WHAT YOU HAVE TO DO: Recreate the listing that follows line for line, without pictures.
+-------+
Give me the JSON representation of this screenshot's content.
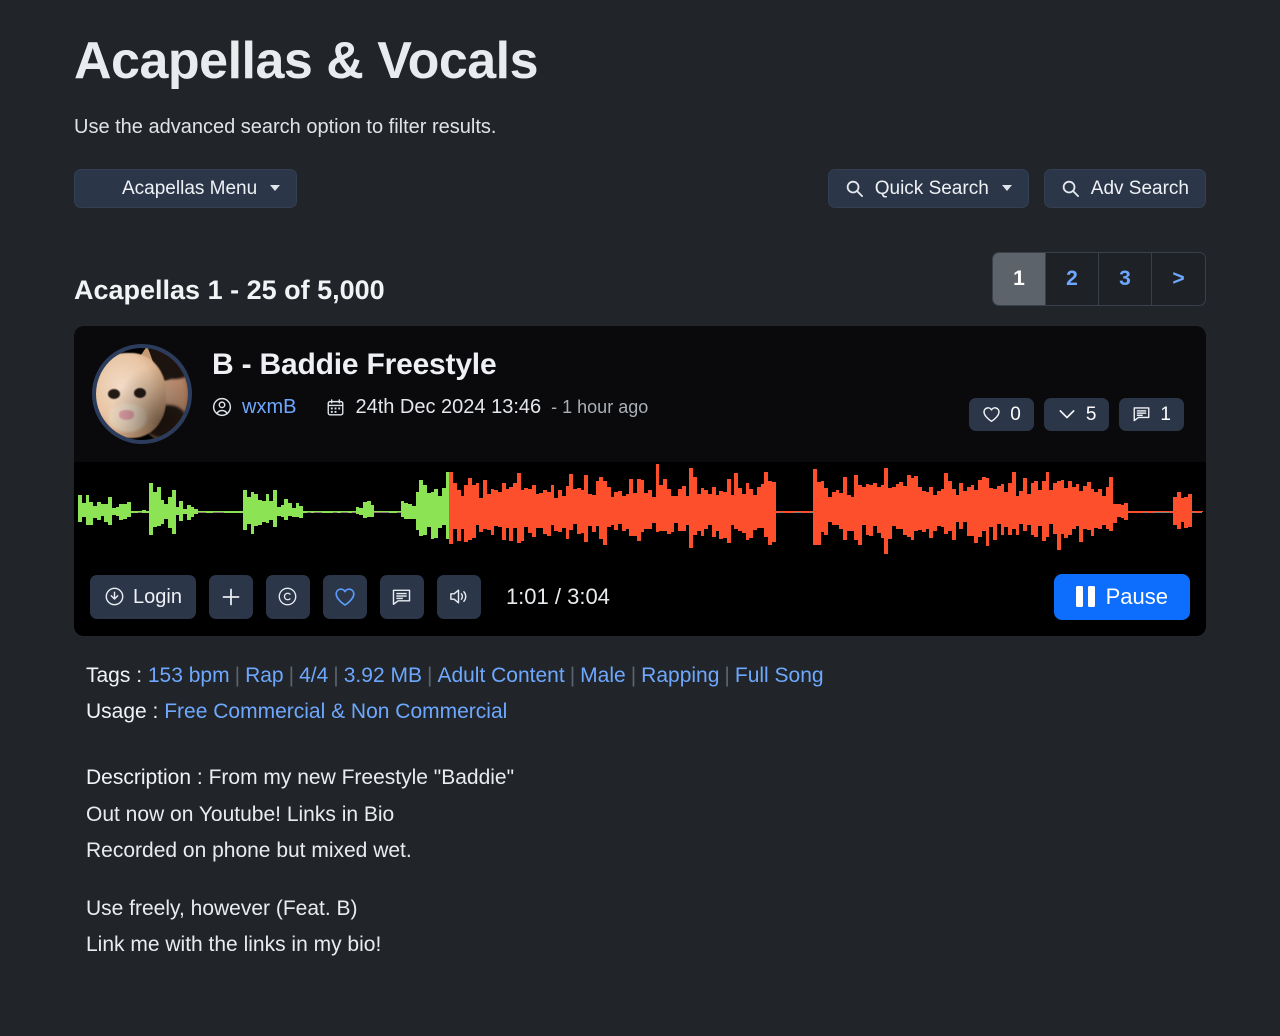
{
  "header": {
    "title": "Acapellas & Vocals",
    "subtitle": "Use the advanced search option to filter results."
  },
  "toolbar": {
    "menu_label": "Acapellas Menu",
    "menu_icon": "hamburger-icon",
    "quick_search_label": "Quick Search",
    "quick_search_icon": "search-icon",
    "adv_search_label": "Adv Search",
    "adv_search_icon": "search-icon"
  },
  "results": {
    "count_label": "Acapellas 1 - 25 of 5,000",
    "pagination": [
      {
        "label": "1",
        "active": true
      },
      {
        "label": "2",
        "active": false
      },
      {
        "label": "3",
        "active": false
      },
      {
        "label": ">",
        "active": false
      }
    ]
  },
  "track": {
    "title": "B - Baddie Freestyle",
    "user": "wxmB",
    "user_icon": "user-circle-icon",
    "date_icon": "calendar-icon",
    "date": "24th Dec 2024 13:46",
    "relative_time": "- 1 hour ago",
    "avatar_alt": "cat-and-man-avatar",
    "stats": [
      {
        "icon": "heart-icon",
        "value": "0"
      },
      {
        "icon": "download-chevron-icon",
        "value": "5"
      },
      {
        "icon": "comment-icon",
        "value": "1"
      }
    ],
    "player": {
      "login_label": "Login",
      "login_icon": "download-circle-icon",
      "add_icon": "plus-icon",
      "copyright_icon": "copyright-icon",
      "favourite_icon": "heart-icon",
      "comment_icon": "comment-icon",
      "volume_icon": "speaker-icon",
      "time_current": "1:01",
      "time_total": "3:04",
      "time_display": "1:01 / 3:04",
      "pause_label": "Pause",
      "pause_icon": "pause-icon"
    },
    "waveform": {
      "played_color": "#8ce454",
      "unplayed_color": "#fd4f2b",
      "progress_percent": 33
    },
    "tags_label": "Tags :",
    "tags": [
      "153 bpm",
      "Rap",
      "4/4",
      "3.92 MB",
      "Adult Content",
      "Male",
      "Rapping",
      "Full Song"
    ],
    "usage_label": "Usage :",
    "usage_value": "Free Commercial & Non Commercial",
    "description_label": "Description :",
    "description_lines": [
      "From my new Freestyle \"Baddie\"",
      "Out now on Youtube! Links in Bio",
      "Recorded on phone but mixed wet.",
      "",
      "Use freely, however (Feat. B)",
      "Link me with the links in my bio!"
    ]
  },
  "colors": {
    "page_bg": "#212529",
    "card_bg": "#0a0a0c",
    "accent_blue": "#0d6efd",
    "link_blue": "#6ea8fe",
    "button_bg": "#2b3648"
  }
}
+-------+
EXERCISE RESPONSE:
Give me the JSON representation of this screenshot's content.
{
  "header": {
    "title": "Acapellas & Vocals",
    "subtitle": "Use the advanced search option to filter results."
  },
  "toolbar": {
    "menu_label": "Acapellas Menu",
    "menu_icon": "hamburger-icon",
    "quick_search_label": "Quick Search",
    "quick_search_icon": "search-icon",
    "adv_search_label": "Adv Search",
    "adv_search_icon": "search-icon"
  },
  "results": {
    "count_label": "Acapellas 1 - 25 of 5,000",
    "pagination": [
      {
        "label": "1",
        "active": true
      },
      {
        "label": "2",
        "active": false
      },
      {
        "label": "3",
        "active": false
      },
      {
        "label": ">",
        "active": false
      }
    ]
  },
  "track": {
    "title": "B - Baddie Freestyle",
    "user": "wxmB",
    "user_icon": "user-circle-icon",
    "date_icon": "calendar-icon",
    "date": "24th Dec 2024 13:46",
    "relative_time": "- 1 hour ago",
    "avatar_alt": "cat-and-man-avatar",
    "stats": [
      {
        "icon": "heart-icon",
        "value": "0"
      },
      {
        "icon": "download-chevron-icon",
        "value": "5"
      },
      {
        "icon": "comment-icon",
        "value": "1"
      }
    ],
    "player": {
      "login_label": "Login",
      "login_icon": "download-circle-icon",
      "add_icon": "plus-icon",
      "copyright_icon": "copyright-icon",
      "favourite_icon": "heart-icon",
      "comment_icon": "comment-icon",
      "volume_icon": "speaker-icon",
      "time_current": "1:01",
      "time_total": "3:04",
      "time_display": "1:01 / 3:04",
      "pause_label": "Pause",
      "pause_icon": "pause-icon"
    },
    "waveform": {
      "played_color": "#8ce454",
      "unplayed_color": "#fd4f2b",
      "progress_percent": 33
    },
    "tags_label": "Tags :",
    "tags": [
      "153 bpm",
      "Rap",
      "4/4",
      "3.92 MB",
      "Adult Content",
      "Male",
      "Rapping",
      "Full Song"
    ],
    "usage_label": "Usage :",
    "usage_value": "Free Commercial & Non Commercial",
    "description_label": "Description :",
    "description_lines": [
      "From my new Freestyle \"Baddie\"",
      "Out now on Youtube! Links in Bio",
      "Recorded on phone but mixed wet.",
      "",
      "Use freely, however (Feat. B)",
      "Link me with the links in my bio!"
    ]
  },
  "colors": {
    "page_bg": "#212529",
    "card_bg": "#0a0a0c",
    "accent_blue": "#0d6efd",
    "link_blue": "#6ea8fe",
    "button_bg": "#2b3648"
  }
}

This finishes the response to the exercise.